Wednesday, January 7, 2015
DACA Recipients’ Educational Prospects Shaped by Differing Tuition and Financial Aid Policies, and Varying Levels of Legal and Other Support across U.S.
Given the wide differences in college costs and state policies regarding tuition and financial aid for unauthorized students, higher education opportunities for recipients of the Deferred Action for Childhood Arrivals (DACA) program are driven largely by their state of residence, a new Migration Policy Institute (MPI) report based on fieldwork in seven states finds. Community college tuition and fees at institutions examined for the report range from $600 for 12 credit hours at California community colleges to $4,500 at a metro-area college in Georgia, which bars DACA recipients and all unauthorized immigrants from in-state tuition.
Offering the first in-depth look at educational institutions’ involvement with DACA during its first two years, the report also finds great variation in the responses of adult education systems to DACA. Support has been hindered in many states by severe capacity constraints as well as a limited understanding, in some cases, of the DACA program’s rules.

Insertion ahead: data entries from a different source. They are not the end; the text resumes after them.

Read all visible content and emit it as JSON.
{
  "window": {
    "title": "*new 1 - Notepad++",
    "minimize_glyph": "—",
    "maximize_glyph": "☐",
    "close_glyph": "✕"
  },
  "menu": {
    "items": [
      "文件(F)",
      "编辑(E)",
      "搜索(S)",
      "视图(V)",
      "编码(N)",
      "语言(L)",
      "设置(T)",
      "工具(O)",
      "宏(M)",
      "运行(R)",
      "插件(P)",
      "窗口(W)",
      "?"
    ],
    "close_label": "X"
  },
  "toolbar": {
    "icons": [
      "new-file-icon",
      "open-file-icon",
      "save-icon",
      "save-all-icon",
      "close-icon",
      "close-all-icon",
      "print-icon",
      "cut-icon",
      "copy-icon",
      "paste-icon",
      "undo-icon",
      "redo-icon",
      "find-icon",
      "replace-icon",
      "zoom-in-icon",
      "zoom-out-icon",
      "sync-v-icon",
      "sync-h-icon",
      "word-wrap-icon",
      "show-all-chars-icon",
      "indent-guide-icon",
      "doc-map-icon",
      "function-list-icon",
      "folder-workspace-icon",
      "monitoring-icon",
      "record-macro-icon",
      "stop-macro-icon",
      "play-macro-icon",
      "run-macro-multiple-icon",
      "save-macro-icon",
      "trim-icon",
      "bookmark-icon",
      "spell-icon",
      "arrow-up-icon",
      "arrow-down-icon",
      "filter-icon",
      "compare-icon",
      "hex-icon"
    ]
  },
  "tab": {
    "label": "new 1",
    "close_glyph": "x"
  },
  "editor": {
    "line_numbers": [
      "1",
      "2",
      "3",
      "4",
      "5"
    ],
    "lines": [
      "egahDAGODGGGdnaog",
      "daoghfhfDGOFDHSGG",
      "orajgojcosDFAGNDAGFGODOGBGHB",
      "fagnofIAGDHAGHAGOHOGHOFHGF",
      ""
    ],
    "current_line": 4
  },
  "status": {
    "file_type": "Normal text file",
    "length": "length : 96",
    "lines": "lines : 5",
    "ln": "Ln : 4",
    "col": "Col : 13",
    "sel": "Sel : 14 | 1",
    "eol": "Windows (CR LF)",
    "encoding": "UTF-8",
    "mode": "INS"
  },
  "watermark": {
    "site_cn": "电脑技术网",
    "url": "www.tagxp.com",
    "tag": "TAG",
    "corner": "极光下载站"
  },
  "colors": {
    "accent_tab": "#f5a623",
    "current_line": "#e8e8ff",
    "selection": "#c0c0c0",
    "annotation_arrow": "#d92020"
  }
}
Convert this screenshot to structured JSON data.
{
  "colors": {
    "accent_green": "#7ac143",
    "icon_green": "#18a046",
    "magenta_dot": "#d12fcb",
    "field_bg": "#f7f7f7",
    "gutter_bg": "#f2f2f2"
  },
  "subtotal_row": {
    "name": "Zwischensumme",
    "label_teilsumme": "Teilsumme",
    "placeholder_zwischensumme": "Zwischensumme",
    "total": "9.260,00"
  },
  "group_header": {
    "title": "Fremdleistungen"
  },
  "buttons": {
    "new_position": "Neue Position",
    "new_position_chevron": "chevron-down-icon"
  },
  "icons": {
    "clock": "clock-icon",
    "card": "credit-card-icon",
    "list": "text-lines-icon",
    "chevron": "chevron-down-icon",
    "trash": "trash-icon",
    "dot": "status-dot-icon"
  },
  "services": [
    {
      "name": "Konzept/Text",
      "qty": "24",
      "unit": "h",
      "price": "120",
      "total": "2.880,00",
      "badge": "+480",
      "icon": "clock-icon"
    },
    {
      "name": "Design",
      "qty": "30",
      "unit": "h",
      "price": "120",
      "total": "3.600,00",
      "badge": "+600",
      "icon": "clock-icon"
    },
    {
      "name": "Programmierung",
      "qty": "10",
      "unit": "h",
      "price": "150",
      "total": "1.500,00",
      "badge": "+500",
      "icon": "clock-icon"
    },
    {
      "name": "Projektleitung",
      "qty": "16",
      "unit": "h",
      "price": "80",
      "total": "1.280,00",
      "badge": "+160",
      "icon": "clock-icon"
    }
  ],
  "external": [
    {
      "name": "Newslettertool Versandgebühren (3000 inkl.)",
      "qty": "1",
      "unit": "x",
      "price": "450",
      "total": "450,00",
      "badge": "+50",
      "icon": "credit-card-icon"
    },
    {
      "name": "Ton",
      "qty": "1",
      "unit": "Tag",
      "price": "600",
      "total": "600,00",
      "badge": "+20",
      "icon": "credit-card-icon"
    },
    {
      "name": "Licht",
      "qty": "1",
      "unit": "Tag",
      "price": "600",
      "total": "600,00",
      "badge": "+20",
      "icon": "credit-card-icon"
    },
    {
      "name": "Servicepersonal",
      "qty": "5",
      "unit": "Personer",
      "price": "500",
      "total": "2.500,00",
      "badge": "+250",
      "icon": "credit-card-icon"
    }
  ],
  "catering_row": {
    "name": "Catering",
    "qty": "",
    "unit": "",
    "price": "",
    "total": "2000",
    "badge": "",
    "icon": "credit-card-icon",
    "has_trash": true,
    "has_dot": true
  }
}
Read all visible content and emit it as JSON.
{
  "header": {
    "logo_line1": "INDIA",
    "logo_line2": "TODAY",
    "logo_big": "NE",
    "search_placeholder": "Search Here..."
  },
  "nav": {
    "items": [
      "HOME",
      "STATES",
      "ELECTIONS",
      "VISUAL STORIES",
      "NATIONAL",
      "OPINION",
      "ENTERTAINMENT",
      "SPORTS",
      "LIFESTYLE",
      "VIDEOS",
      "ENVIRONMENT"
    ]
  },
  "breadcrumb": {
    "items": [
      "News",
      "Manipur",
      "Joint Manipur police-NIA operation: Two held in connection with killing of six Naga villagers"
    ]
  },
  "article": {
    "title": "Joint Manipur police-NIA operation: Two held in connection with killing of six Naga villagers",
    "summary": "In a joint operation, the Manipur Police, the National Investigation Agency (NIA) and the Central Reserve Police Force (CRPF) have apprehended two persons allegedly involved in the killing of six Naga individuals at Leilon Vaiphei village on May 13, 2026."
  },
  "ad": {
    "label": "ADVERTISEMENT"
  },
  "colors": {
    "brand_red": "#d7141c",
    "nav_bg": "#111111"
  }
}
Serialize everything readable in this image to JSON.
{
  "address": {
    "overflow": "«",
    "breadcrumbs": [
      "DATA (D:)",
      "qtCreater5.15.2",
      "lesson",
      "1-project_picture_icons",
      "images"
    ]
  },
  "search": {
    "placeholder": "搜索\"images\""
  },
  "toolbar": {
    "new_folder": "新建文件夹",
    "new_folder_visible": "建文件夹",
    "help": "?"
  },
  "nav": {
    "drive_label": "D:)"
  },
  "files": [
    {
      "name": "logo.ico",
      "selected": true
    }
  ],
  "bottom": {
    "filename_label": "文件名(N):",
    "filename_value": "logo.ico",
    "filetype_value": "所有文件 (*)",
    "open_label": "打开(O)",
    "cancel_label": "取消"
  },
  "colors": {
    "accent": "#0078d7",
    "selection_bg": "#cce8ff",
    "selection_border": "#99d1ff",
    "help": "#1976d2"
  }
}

And a few states bar unauthorized immigrants from enrollment in federally funded adult education programs, which for many are a requirement for DACA eligibility.
The report, Lessons from the Local Level: DACA’s Implementation and Impact on Education and Training Success, examines the efforts of local actors in education, legal services and immigrant service provision in creating the infrastructure to reach potentially eligible youth, help them meet DACA’s educational requirements and apply for relief from deportation.